Information given Start Marker

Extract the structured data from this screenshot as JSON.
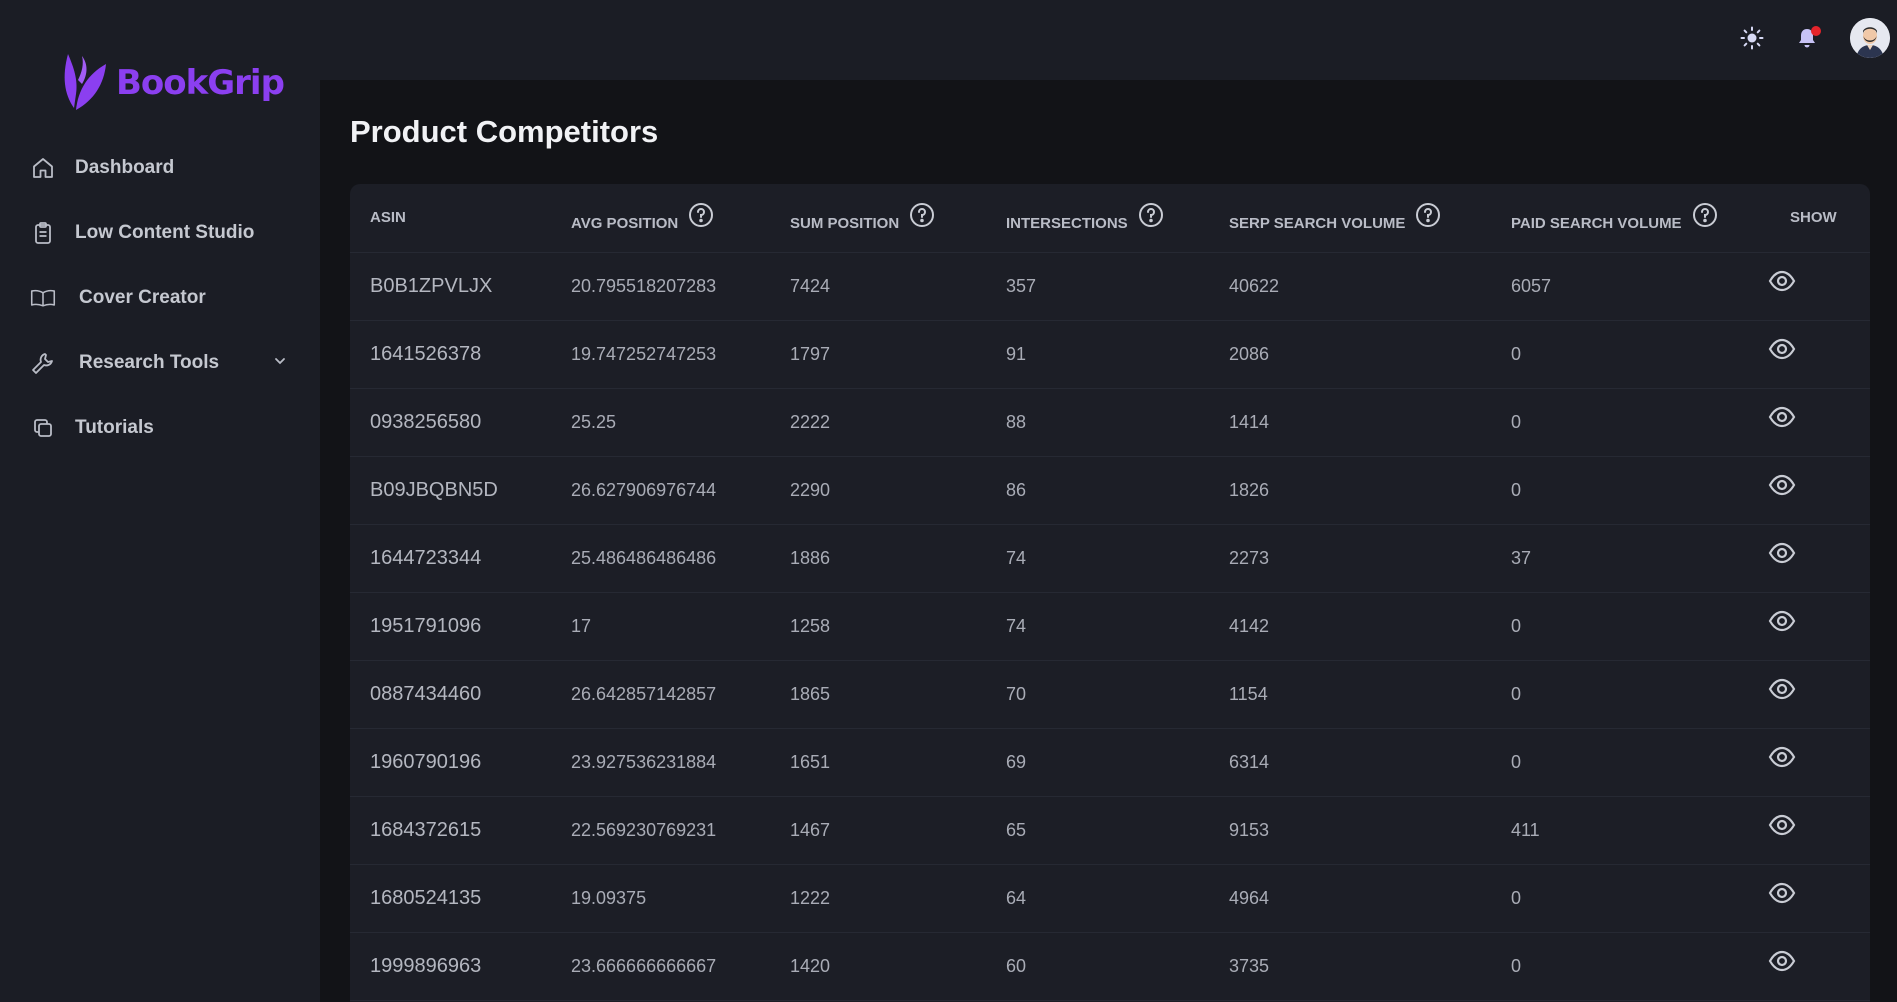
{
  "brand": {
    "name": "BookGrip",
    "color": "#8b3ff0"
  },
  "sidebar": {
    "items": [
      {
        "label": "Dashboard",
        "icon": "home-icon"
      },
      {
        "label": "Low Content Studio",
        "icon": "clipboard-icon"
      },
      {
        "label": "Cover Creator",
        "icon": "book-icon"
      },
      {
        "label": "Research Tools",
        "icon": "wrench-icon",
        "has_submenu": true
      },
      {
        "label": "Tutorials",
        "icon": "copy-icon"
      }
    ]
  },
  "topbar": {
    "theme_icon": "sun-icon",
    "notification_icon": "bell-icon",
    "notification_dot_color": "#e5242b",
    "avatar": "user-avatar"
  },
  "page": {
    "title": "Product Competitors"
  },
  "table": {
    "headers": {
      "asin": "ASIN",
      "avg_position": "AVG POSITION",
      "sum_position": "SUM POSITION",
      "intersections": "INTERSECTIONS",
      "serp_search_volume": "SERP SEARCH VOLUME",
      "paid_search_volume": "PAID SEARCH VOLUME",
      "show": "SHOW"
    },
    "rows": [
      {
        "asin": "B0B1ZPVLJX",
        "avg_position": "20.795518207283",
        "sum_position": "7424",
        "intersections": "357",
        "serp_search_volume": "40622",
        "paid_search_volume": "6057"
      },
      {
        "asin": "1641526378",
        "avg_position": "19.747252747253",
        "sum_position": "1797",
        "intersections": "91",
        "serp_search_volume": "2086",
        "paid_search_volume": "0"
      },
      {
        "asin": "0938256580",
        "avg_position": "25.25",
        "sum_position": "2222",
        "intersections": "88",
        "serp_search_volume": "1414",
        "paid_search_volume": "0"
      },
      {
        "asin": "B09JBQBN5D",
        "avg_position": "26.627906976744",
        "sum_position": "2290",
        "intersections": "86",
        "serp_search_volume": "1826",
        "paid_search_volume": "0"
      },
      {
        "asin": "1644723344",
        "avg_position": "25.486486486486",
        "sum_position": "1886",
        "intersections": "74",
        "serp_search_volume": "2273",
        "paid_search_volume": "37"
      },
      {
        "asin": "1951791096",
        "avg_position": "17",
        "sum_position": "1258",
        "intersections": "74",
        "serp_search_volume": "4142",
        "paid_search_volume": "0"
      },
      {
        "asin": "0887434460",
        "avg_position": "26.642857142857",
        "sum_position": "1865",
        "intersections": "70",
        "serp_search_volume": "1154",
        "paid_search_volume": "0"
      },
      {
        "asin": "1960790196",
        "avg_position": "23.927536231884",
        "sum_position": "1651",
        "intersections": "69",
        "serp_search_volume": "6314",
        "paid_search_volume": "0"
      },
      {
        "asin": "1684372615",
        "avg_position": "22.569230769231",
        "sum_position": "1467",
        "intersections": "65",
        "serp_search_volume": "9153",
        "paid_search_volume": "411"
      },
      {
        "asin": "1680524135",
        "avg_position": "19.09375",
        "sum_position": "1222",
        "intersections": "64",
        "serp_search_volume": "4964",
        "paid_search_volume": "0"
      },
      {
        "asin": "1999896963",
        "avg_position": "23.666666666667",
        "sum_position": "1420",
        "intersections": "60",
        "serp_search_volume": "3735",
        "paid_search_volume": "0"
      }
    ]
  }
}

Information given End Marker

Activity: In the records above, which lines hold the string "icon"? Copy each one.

Response area:
        "icon": "home-icon"
        "icon": "clipboard-icon"
        "icon": "book-icon"
        "icon": "wrench-icon",
        "icon": "copy-icon"
    "theme_icon": "sun-icon",
    "notification_icon": "bell-icon",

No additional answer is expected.